Working through the lines below, return each one that holds "packages".
- Opening Delimiter -
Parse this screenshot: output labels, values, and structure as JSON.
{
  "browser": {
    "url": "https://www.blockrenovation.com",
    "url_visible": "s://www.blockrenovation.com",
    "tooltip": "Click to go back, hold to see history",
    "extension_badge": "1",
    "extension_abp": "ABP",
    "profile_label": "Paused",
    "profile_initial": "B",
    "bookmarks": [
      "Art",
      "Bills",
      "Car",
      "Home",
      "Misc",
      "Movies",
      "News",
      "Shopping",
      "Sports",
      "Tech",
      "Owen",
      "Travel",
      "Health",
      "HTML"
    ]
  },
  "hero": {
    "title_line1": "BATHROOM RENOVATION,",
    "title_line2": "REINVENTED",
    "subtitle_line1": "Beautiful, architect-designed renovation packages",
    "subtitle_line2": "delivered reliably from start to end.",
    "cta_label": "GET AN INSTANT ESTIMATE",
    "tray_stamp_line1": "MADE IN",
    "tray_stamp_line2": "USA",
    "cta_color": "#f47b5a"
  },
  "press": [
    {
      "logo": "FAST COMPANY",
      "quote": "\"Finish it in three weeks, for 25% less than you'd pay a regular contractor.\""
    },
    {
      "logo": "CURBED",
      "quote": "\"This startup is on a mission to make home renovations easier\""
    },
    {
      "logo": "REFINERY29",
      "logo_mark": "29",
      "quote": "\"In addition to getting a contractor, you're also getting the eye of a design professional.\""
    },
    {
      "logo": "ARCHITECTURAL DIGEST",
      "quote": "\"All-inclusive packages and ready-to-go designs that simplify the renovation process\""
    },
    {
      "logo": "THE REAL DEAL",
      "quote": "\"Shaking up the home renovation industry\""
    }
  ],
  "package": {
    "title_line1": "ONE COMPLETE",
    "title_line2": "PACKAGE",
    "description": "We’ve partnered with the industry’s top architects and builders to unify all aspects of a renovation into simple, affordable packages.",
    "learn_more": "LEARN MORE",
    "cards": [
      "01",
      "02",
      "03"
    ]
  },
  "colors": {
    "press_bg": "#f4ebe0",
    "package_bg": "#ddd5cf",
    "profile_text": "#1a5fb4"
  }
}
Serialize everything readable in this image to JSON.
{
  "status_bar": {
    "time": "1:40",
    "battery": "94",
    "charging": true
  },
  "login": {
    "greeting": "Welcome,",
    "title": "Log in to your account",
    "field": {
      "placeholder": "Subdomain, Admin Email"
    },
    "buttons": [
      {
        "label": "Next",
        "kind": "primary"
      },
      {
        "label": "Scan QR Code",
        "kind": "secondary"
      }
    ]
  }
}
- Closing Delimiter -
EXPECTED OUTPUT –
    "subtitle_line1": "Beautiful, architect-designed renovation packages",
      "quote": "\"All-inclusive packages and ready-to-go designs that simplify the renovation process\""
    "description": "We’ve partnered with the industry’s top architects and builders to unify all aspects of a renovation into simple, affordable packages.",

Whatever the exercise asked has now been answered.